# [WHAT YOU HAVE TO DO]
When you retype the records that follow, keep each word as it is and drop any pictures.

(Items from an interface collection)
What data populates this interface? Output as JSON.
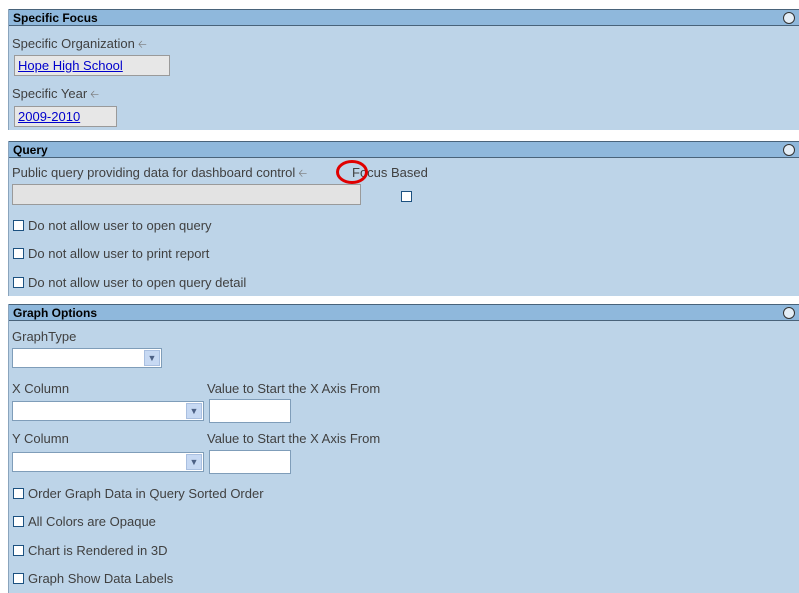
{
  "specific_focus": {
    "title": "Specific Focus",
    "org_label": "Specific Organization",
    "org_value": "Hope High School",
    "year_label": "Specific Year",
    "year_value": "2009-2010"
  },
  "query": {
    "title": "Query",
    "public_query_label": "Public query providing data for dashboard control",
    "focus_based_label": "Focus Based",
    "public_query_value": "",
    "focus_based_checked": false,
    "checkboxes": [
      {
        "label": "Do not allow user to open query",
        "checked": false
      },
      {
        "label": "Do not allow user to print report",
        "checked": false
      },
      {
        "label": "Do not allow user to open query detail",
        "checked": false
      }
    ]
  },
  "graph_options": {
    "title": "Graph Options",
    "graph_type_label": "GraphType",
    "graph_type_value": "",
    "x_column_label": "X Column",
    "x_start_label": "Value to Start the X Axis From",
    "x_start_value": "",
    "y_column_label": "Y Column",
    "y_start_label": "Value to Start the X Axis From",
    "y_start_value": "",
    "checkboxes": [
      {
        "label": "Order Graph Data in Query Sorted Order",
        "checked": false
      },
      {
        "label": "All Colors are Opaque",
        "checked": false
      },
      {
        "label": "Chart is Rendered in 3D",
        "checked": false
      },
      {
        "label": "Graph Show Data Labels",
        "checked": false
      }
    ]
  },
  "icons": {
    "arrow": "left-arrow-icon",
    "collapse": "collapse-icon",
    "dropdown": "chevron-down-icon"
  },
  "colors": {
    "panel_bg": "#bdd4e8",
    "header_bg": "#8fb8dc",
    "highlight": "#e00000",
    "link": "#0000cc"
  }
}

# [EXERCISE OUTPUT]
What data populates this interface? Output as JSON.
{
  "specific_focus": {
    "title": "Specific Focus",
    "org_label": "Specific Organization",
    "org_value": "Hope High School",
    "year_label": "Specific Year",
    "year_value": "2009-2010"
  },
  "query": {
    "title": "Query",
    "public_query_label": "Public query providing data for dashboard control",
    "focus_based_label": "Focus Based",
    "public_query_value": "",
    "focus_based_checked": false,
    "checkboxes": [
      {
        "label": "Do not allow user to open query",
        "checked": false
      },
      {
        "label": "Do not allow user to print report",
        "checked": false
      },
      {
        "label": "Do not allow user to open query detail",
        "checked": false
      }
    ]
  },
  "graph_options": {
    "title": "Graph Options",
    "graph_type_label": "GraphType",
    "graph_type_value": "",
    "x_column_label": "X Column",
    "x_start_label": "Value to Start the X Axis From",
    "x_start_value": "",
    "y_column_label": "Y Column",
    "y_start_label": "Value to Start the X Axis From",
    "y_start_value": "",
    "checkboxes": [
      {
        "label": "Order Graph Data in Query Sorted Order",
        "checked": false
      },
      {
        "label": "All Colors are Opaque",
        "checked": false
      },
      {
        "label": "Chart is Rendered in 3D",
        "checked": false
      },
      {
        "label": "Graph Show Data Labels",
        "checked": false
      }
    ]
  },
  "icons": {
    "arrow": "left-arrow-icon",
    "collapse": "collapse-icon",
    "dropdown": "chevron-down-icon"
  },
  "colors": {
    "panel_bg": "#bdd4e8",
    "header_bg": "#8fb8dc",
    "highlight": "#e00000",
    "link": "#0000cc"
  }
}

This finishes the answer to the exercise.